Complex event processing (CEP) technology is aimed at many of the same challenges as conventional BI technology, it's just that the frame of reference is real-time analysis rather than a separate reporting loop built on historical data. Thus, CEP is another threat to BI as we know it, and it's pretty apparent that this will be one of the next competitive battlegrounds for the big infrastructure players.
European Operators: Apple Is 'Unbelievably Arrogant'
Current Analysis analyst Avi Greengart wrote on Monday that Apple is having a tough time finding a network operator partner to carry the iPhone in Europe. The reason? Apple's outrageous demands and insistence on absolute control over the iPhone. The net result might force Apple to adopt a retail distribution model if it hopes to

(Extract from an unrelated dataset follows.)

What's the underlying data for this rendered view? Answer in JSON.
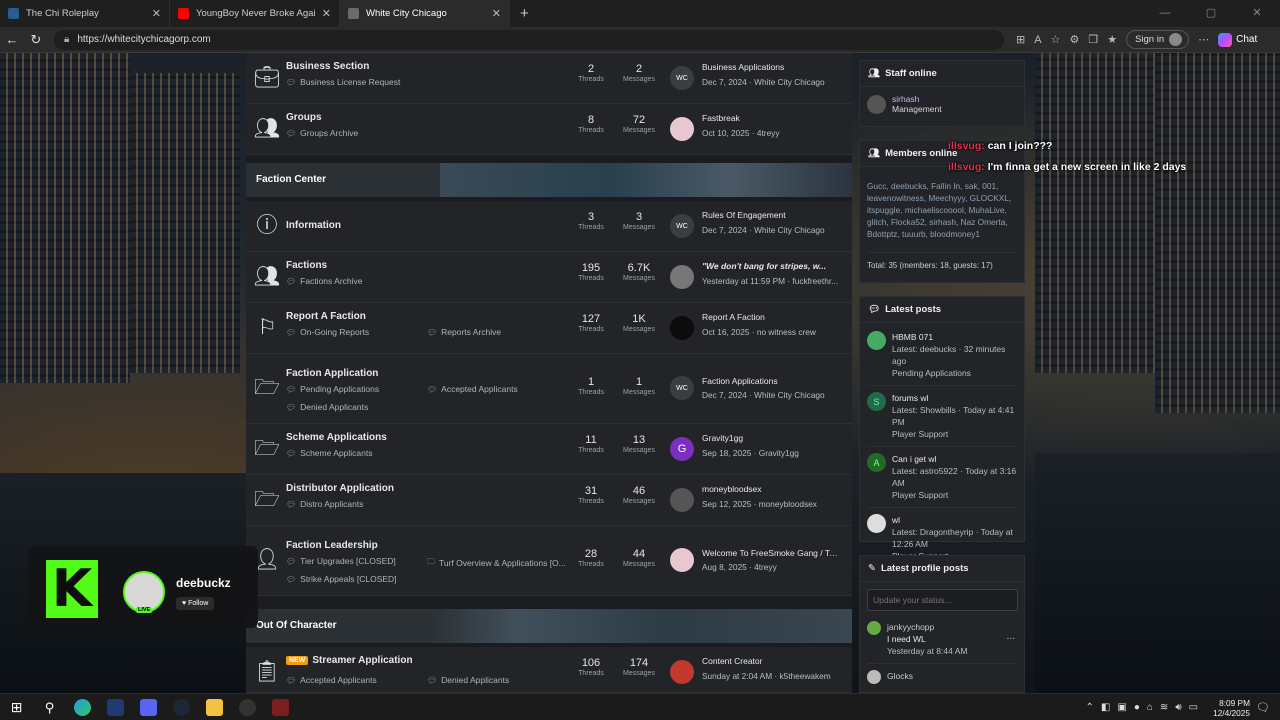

We're All In The Same Bloat
Bloatware -- sometimes called craplets -- is that ugly build-up of annoying code you find on new PCs -- demoware, trial applications and sign-ups, and marketing cruft that you have to deal with when you're setting up a new computer. Apple ridiculed PC bloatware in one of its spot-on "I'm-a-Mac-and-I'm-a-PC" ads. And in their latest newsletter, the guys at PC Pitstop say it's getting worse.
CIO Dossier: Ben Holder, Unifi
Challenge: Add even more complexity to an already complex IT role by taking on telecom cost-reduction project.
Solution: A call to arms, CIO Nation! Ben?s got his own ideas but let's get him some additional CIO input.
Ben Holder, CIO of Unifi, a textile manufacturer located in Greensboro, N.C., is in the discovery phase of overhauling the telecom bill-paying and management systems at the company. Not traditionally an IT operation at many companies, telecom is yet another part of the business wh
Google Might Take A Transparency Lesson From Itself
Google's been in the doghouse recently with privacy. Last week, watchdog group Privacy International ranked Google last among its peers in privacy, while Google simultaneously tried to quell European Union concerns that the company's data retention policies didn't meet EU rules to delete unneeded data by saying it would anonymize data after 18 months. Meanwhile, the company's under heat for street-level maps that have caught people urinating in bushes and showing a little too much thong.
Voice of the Customer is Only Half the Text Analytics Picture
Voice of the Customer was a central theme at this year's Text Analytics Summit. The aim is to stay on top of reputation, quality, and product-design issues by crunching blog- and message-board text, call-center notes and e-mail, and free-text survey responses. Yet VOC and the analytical approach it typifies are only half the overall text-analytics picture.
Hummer Cell Phone Misses The Point
Yes, you read that correctly. A cell phone from Hummer, the ultra-SUV brand, is about to hit the market. It comes in the same garish yellow that's probably blinded you when one of the trucks roars past on the highway. It is lacking the most important feature, however: A rugged form factor. That means it is no good for field force workers.